• [WHAT YOU ARE ASKED TO DO]
Every record below should be repeated exactly. Omit the pictures.

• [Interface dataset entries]
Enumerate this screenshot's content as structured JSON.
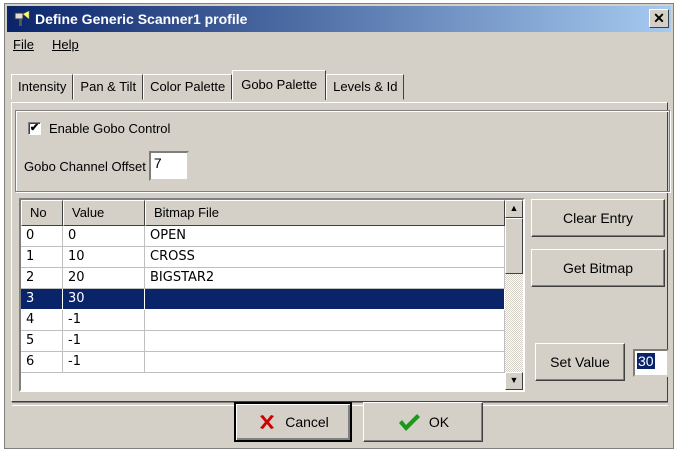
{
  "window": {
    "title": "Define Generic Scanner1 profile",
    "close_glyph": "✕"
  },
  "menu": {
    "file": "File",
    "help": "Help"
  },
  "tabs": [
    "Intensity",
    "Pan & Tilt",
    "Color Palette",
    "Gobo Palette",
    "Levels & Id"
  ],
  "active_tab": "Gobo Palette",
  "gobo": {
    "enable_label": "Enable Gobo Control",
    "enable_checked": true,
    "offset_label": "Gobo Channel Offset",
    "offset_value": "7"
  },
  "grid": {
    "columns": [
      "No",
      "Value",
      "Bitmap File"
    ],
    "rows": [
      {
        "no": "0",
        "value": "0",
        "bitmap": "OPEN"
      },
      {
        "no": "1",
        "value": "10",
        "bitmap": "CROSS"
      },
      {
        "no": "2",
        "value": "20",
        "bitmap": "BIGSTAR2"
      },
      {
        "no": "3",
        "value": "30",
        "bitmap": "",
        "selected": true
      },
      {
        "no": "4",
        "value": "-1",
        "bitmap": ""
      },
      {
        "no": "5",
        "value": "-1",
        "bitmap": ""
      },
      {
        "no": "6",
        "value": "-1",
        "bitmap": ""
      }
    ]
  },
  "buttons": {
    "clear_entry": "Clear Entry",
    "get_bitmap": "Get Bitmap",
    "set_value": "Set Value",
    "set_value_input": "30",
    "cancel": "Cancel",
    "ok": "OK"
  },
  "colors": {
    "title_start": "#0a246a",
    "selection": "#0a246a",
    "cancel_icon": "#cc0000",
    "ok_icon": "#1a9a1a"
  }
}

• [OUTPUT]
Enumerate this screenshot's content as structured JSON.
{
  "window": {
    "title": "Define Generic Scanner1 profile",
    "close_glyph": "✕"
  },
  "menu": {
    "file": "File",
    "help": "Help"
  },
  "tabs": [
    "Intensity",
    "Pan & Tilt",
    "Color Palette",
    "Gobo Palette",
    "Levels & Id"
  ],
  "active_tab": "Gobo Palette",
  "gobo": {
    "enable_label": "Enable Gobo Control",
    "enable_checked": true,
    "offset_label": "Gobo Channel Offset",
    "offset_value": "7"
  },
  "grid": {
    "columns": [
      "No",
      "Value",
      "Bitmap File"
    ],
    "rows": [
      {
        "no": "0",
        "value": "0",
        "bitmap": "OPEN"
      },
      {
        "no": "1",
        "value": "10",
        "bitmap": "CROSS"
      },
      {
        "no": "2",
        "value": "20",
        "bitmap": "BIGSTAR2"
      },
      {
        "no": "3",
        "value": "30",
        "bitmap": "",
        "selected": true
      },
      {
        "no": "4",
        "value": "-1",
        "bitmap": ""
      },
      {
        "no": "5",
        "value": "-1",
        "bitmap": ""
      },
      {
        "no": "6",
        "value": "-1",
        "bitmap": ""
      }
    ]
  },
  "buttons": {
    "clear_entry": "Clear Entry",
    "get_bitmap": "Get Bitmap",
    "set_value": "Set Value",
    "set_value_input": "30",
    "cancel": "Cancel",
    "ok": "OK"
  },
  "colors": {
    "title_start": "#0a246a",
    "selection": "#0a246a",
    "cancel_icon": "#cc0000",
    "ok_icon": "#1a9a1a"
  }
}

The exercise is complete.